Website and app data records
^^^^

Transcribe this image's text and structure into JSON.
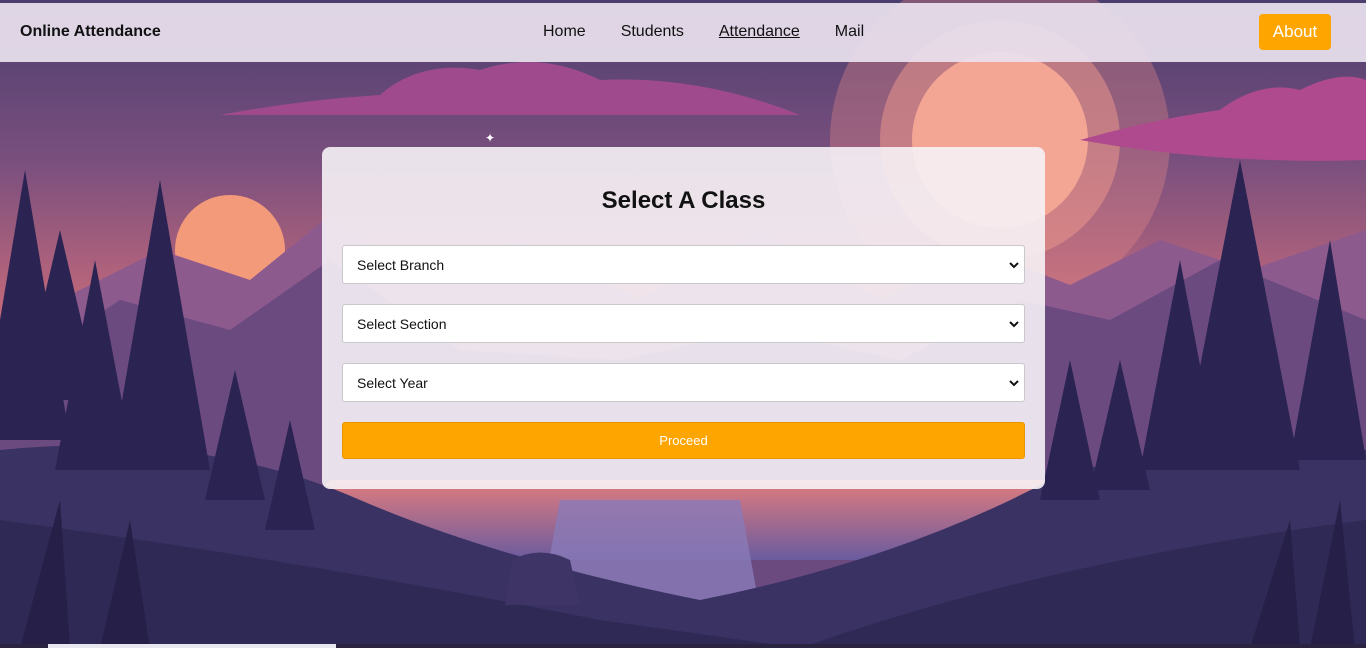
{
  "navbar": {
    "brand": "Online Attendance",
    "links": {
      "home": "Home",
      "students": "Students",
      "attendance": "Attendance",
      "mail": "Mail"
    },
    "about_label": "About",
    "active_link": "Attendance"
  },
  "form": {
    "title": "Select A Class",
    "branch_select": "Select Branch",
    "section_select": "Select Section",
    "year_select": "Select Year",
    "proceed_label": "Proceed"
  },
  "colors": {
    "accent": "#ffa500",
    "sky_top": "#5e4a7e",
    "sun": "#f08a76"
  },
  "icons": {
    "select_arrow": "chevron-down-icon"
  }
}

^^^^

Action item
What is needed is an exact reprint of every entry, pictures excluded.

Result of the exercise
Transcribe this image's text and structure into JSON.
{
  "navbar": {
    "brand": "Online Attendance",
    "links": {
      "home": "Home",
      "students": "Students",
      "attendance": "Attendance",
      "mail": "Mail"
    },
    "about_label": "About",
    "active_link": "Attendance"
  },
  "form": {
    "title": "Select A Class",
    "branch_select": "Select Branch",
    "section_select": "Select Section",
    "year_select": "Select Year",
    "proceed_label": "Proceed"
  },
  "colors": {
    "accent": "#ffa500",
    "sky_top": "#5e4a7e",
    "sun": "#f08a76"
  },
  "icons": {
    "select_arrow": "chevron-down-icon"
  }
}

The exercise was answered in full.